- PROMPT
Print every line below exactly as written, but leave the pictures behind.

*** Opening DATA FOR PROCESSING ***

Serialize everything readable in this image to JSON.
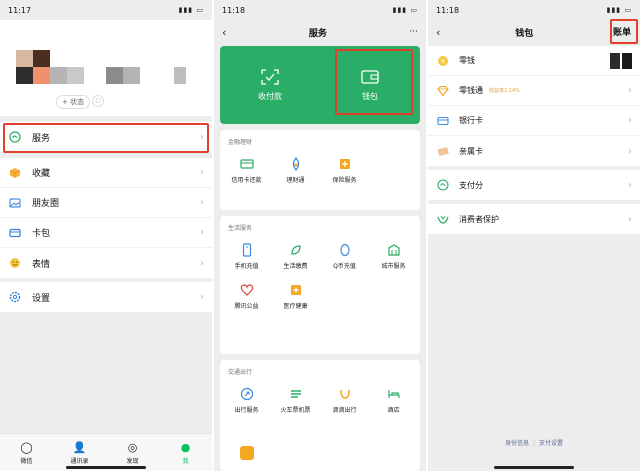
{
  "colors": {
    "wechat_green": "#07c160",
    "service_green": "#2aae67",
    "highlight_red": "#e0402c"
  },
  "screen_me": {
    "time": "11:17",
    "status_chip": "+ 状态",
    "menu_services": "服务",
    "menu_favorites": "收藏",
    "menu_moments": "朋友圈",
    "menu_cards": "卡包",
    "menu_stickers": "表情",
    "menu_settings": "设置",
    "tabs": [
      "微信",
      "通讯录",
      "发现",
      "我"
    ]
  },
  "screen_services": {
    "time": "11:18",
    "title": "服务",
    "more": "···",
    "pay_label": "收付款",
    "wallet_label": "钱包",
    "finance": {
      "title": "金融理财",
      "items": [
        "信用卡还款",
        "理财通",
        "保险服务"
      ]
    },
    "life": {
      "title": "生活服务",
      "items": [
        "手机充值",
        "生活缴费",
        "Q币充值",
        "城市服务",
        "腾讯公益",
        "医疗健康"
      ]
    },
    "travel": {
      "title": "交通出行",
      "items": [
        "出行服务",
        "火车票机票",
        "滴滴出行",
        "酒店"
      ]
    }
  },
  "screen_wallet": {
    "time": "11:18",
    "title": "钱包",
    "bill": "账单",
    "items": {
      "change": "零钱",
      "change_plus": "零钱通",
      "yield_note": "收益率2.14%",
      "bank_card": "银行卡",
      "family_card": "亲属卡",
      "pay_score": "支付分",
      "consumer_protection": "消费者保护"
    },
    "footer": {
      "identity": "身份信息",
      "sep": "|",
      "pay_settings": "支付设置"
    }
  }
}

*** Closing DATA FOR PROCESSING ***

- RESULT FOR THIS EXERCISE
Serialize everything readable in this image to JSON.
{
  "colors": {
    "wechat_green": "#07c160",
    "service_green": "#2aae67",
    "highlight_red": "#e0402c"
  },
  "screen_me": {
    "time": "11:17",
    "status_chip": "+ 状态",
    "menu_services": "服务",
    "menu_favorites": "收藏",
    "menu_moments": "朋友圈",
    "menu_cards": "卡包",
    "menu_stickers": "表情",
    "menu_settings": "设置",
    "tabs": [
      "微信",
      "通讯录",
      "发现",
      "我"
    ]
  },
  "screen_services": {
    "time": "11:18",
    "title": "服务",
    "more": "···",
    "pay_label": "收付款",
    "wallet_label": "钱包",
    "finance": {
      "title": "金融理财",
      "items": [
        "信用卡还款",
        "理财通",
        "保险服务"
      ]
    },
    "life": {
      "title": "生活服务",
      "items": [
        "手机充值",
        "生活缴费",
        "Q币充值",
        "城市服务",
        "腾讯公益",
        "医疗健康"
      ]
    },
    "travel": {
      "title": "交通出行",
      "items": [
        "出行服务",
        "火车票机票",
        "滴滴出行",
        "酒店"
      ]
    }
  },
  "screen_wallet": {
    "time": "11:18",
    "title": "钱包",
    "bill": "账单",
    "items": {
      "change": "零钱",
      "change_plus": "零钱通",
      "yield_note": "收益率2.14%",
      "bank_card": "银行卡",
      "family_card": "亲属卡",
      "pay_score": "支付分",
      "consumer_protection": "消费者保护"
    },
    "footer": {
      "identity": "身份信息",
      "sep": "|",
      "pay_settings": "支付设置"
    }
  }
}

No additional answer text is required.